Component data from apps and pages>
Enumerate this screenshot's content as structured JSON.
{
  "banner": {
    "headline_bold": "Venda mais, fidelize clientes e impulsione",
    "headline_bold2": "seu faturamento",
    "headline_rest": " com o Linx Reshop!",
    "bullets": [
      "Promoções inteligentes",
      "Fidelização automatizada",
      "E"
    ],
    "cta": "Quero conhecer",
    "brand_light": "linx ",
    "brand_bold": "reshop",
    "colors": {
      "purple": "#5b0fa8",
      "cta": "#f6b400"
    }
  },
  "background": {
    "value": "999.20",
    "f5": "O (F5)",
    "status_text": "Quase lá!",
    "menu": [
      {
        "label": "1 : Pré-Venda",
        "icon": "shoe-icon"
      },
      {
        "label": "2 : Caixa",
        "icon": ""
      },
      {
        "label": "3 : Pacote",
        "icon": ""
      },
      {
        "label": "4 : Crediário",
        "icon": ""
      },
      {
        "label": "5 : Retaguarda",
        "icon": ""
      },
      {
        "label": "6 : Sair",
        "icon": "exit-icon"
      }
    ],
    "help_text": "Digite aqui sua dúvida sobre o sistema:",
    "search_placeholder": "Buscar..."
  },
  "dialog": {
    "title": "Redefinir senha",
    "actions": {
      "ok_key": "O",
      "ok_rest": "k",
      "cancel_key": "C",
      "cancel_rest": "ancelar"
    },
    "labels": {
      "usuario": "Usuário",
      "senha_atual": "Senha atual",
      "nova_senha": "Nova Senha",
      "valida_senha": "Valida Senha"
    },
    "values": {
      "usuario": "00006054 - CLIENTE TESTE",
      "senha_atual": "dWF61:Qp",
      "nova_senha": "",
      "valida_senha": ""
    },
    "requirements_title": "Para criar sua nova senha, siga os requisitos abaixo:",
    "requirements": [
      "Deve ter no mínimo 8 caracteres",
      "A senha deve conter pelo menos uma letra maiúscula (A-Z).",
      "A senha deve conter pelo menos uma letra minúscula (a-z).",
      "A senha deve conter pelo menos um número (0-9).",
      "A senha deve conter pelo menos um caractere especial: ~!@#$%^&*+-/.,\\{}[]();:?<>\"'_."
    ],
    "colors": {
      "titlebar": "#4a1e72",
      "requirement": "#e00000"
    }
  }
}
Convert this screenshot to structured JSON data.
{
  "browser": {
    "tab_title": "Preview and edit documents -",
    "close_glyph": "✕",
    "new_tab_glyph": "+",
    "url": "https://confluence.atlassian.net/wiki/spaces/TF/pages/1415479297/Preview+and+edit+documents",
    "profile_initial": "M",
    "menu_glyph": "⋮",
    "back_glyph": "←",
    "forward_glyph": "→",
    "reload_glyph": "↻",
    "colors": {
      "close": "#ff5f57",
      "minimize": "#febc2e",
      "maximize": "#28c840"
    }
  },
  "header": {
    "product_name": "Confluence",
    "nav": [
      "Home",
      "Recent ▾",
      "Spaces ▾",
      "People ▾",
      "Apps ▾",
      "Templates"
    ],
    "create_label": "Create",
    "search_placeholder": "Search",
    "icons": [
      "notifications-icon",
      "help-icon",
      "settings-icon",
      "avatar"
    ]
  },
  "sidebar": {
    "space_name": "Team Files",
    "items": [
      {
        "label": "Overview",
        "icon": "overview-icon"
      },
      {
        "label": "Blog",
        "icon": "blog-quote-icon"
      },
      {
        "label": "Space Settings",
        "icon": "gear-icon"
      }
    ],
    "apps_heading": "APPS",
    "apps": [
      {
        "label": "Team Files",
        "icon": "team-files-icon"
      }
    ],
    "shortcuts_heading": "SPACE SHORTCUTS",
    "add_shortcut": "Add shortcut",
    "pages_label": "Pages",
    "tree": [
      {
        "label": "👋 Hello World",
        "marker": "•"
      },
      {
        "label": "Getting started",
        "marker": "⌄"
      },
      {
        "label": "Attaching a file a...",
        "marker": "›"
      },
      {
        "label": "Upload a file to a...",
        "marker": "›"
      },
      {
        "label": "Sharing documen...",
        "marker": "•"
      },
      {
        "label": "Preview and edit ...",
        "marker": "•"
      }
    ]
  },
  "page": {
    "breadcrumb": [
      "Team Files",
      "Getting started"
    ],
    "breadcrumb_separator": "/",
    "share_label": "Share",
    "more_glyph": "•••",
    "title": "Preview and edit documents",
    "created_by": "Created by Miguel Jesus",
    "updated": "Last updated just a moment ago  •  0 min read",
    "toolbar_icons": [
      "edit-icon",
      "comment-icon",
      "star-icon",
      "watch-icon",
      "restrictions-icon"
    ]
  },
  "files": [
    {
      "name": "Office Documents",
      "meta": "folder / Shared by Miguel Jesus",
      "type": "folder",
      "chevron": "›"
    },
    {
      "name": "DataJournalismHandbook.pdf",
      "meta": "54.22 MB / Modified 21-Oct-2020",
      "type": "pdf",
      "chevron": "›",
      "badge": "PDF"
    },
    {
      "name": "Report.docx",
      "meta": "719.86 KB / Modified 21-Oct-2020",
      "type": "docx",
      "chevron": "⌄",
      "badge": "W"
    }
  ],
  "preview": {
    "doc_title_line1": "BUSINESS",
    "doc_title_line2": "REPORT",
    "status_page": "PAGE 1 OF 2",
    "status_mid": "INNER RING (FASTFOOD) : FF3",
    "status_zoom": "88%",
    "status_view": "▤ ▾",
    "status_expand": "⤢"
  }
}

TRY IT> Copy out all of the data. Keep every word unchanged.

EXERCISE SOLUTION>
Enumerate this screenshot's content as structured JSON.
{
  "banner": {
    "headline_bold": "Venda mais, fidelize clientes e impulsione",
    "headline_bold2": "seu faturamento",
    "headline_rest": " com o Linx Reshop!",
    "bullets": [
      "Promoções inteligentes",
      "Fidelização automatizada",
      "E"
    ],
    "cta": "Quero conhecer",
    "brand_light": "linx ",
    "brand_bold": "reshop",
    "colors": {
      "purple": "#5b0fa8",
      "cta": "#f6b400"
    }
  },
  "background": {
    "value": "999.20",
    "f5": "O (F5)",
    "status_text": "Quase lá!",
    "menu": [
      {
        "label": "1 : Pré-Venda",
        "icon": "shoe-icon"
      },
      {
        "label": "2 : Caixa",
        "icon": ""
      },
      {
        "label": "3 : Pacote",
        "icon": ""
      },
      {
        "label": "4 : Crediário",
        "icon": ""
      },
      {
        "label": "5 : Retaguarda",
        "icon": ""
      },
      {
        "label": "6 : Sair",
        "icon": "exit-icon"
      }
    ],
    "help_text": "Digite aqui sua dúvida sobre o sistema:",
    "search_placeholder": "Buscar..."
  },
  "dialog": {
    "title": "Redefinir senha",
    "actions": {
      "ok_key": "O",
      "ok_rest": "k",
      "cancel_key": "C",
      "cancel_rest": "ancelar"
    },
    "labels": {
      "usuario": "Usuário",
      "senha_atual": "Senha atual",
      "nova_senha": "Nova Senha",
      "valida_senha": "Valida Senha"
    },
    "values": {
      "usuario": "00006054 - CLIENTE TESTE",
      "senha_atual": "dWF61:Qp",
      "nova_senha": "",
      "valida_senha": ""
    },
    "requirements_title": "Para criar sua nova senha, siga os requisitos abaixo:",
    "requirements": [
      "Deve ter no mínimo 8 caracteres",
      "A senha deve conter pelo menos uma letra maiúscula (A-Z).",
      "A senha deve conter pelo menos uma letra minúscula (a-z).",
      "A senha deve conter pelo menos um número (0-9).",
      "A senha deve conter pelo menos um caractere especial: ~!@#$%^&*+-/.,\\{}[]();:?<>\"'_."
    ],
    "colors": {
      "titlebar": "#4a1e72",
      "requirement": "#e00000"
    }
  }
}
Convert this screenshot to structured JSON data.
{
  "browser": {
    "tab_title": "Preview and edit documents -",
    "close_glyph": "✕",
    "new_tab_glyph": "+",
    "url": "https://confluence.atlassian.net/wiki/spaces/TF/pages/1415479297/Preview+and+edit+documents",
    "profile_initial": "M",
    "menu_glyph": "⋮",
    "back_glyph": "←",
    "forward_glyph": "→",
    "reload_glyph": "↻",
    "colors": {
      "close": "#ff5f57",
      "minimize": "#febc2e",
      "maximize": "#28c840"
    }
  },
  "header": {
    "product_name": "Confluence",
    "nav": [
      "Home",
      "Recent ▾",
      "Spaces ▾",
      "People ▾",
      "Apps ▾",
      "Templates"
    ],
    "create_label": "Create",
    "search_placeholder": "Search",
    "icons": [
      "notifications-icon",
      "help-icon",
      "settings-icon",
      "avatar"
    ]
  },
  "sidebar": {
    "space_name": "Team Files",
    "items": [
      {
        "label": "Overview",
        "icon": "overview-icon"
      },
      {
        "label": "Blog",
        "icon": "blog-quote-icon"
      },
      {
        "label": "Space Settings",
        "icon": "gear-icon"
      }
    ],
    "apps_heading": "APPS",
    "apps": [
      {
        "label": "Team Files",
        "icon": "team-files-icon"
      }
    ],
    "shortcuts_heading": "SPACE SHORTCUTS",
    "add_shortcut": "Add shortcut",
    "pages_label": "Pages",
    "tree": [
      {
        "label": "👋 Hello World",
        "marker": "•"
      },
      {
        "label": "Getting started",
        "marker": "⌄"
      },
      {
        "label": "Attaching a file a...",
        "marker": "›"
      },
      {
        "label": "Upload a file to a...",
        "marker": "›"
      },
      {
        "label": "Sharing documen...",
        "marker": "•"
      },
      {
        "label": "Preview and edit ...",
        "marker": "•"
      }
    ]
  },
  "page": {
    "breadcrumb": [
      "Team Files",
      "Getting started"
    ],
    "breadcrumb_separator": "/",
    "share_label": "Share",
    "more_glyph": "•••",
    "title": "Preview and edit documents",
    "created_by": "Created by Miguel Jesus",
    "updated": "Last updated just a moment ago  •  0 min read",
    "toolbar_icons": [
      "edit-icon",
      "comment-icon",
      "star-icon",
      "watch-icon",
      "restrictions-icon"
    ]
  },
  "files": [
    {
      "name": "Office Documents",
      "meta": "folder / Shared by Miguel Jesus",
      "type": "folder",
      "chevron": "›"
    },
    {
      "name": "DataJournalismHandbook.pdf",
      "meta": "54.22 MB / Modified 21-Oct-2020",
      "type": "pdf",
      "chevron": "›",
      "badge": "PDF"
    },
    {
      "name": "Report.docx",
      "meta": "719.86 KB / Modified 21-Oct-2020",
      "type": "docx",
      "chevron": "⌄",
      "badge": "W"
    }
  ],
  "preview": {
    "doc_title_line1": "BUSINESS",
    "doc_title_line2": "REPORT",
    "status_page": "PAGE 1 OF 2",
    "status_mid": "INNER RING (FASTFOOD) : FF3",
    "status_zoom": "88%",
    "status_view": "▤ ▾",
    "status_expand": "⤢"
  }
}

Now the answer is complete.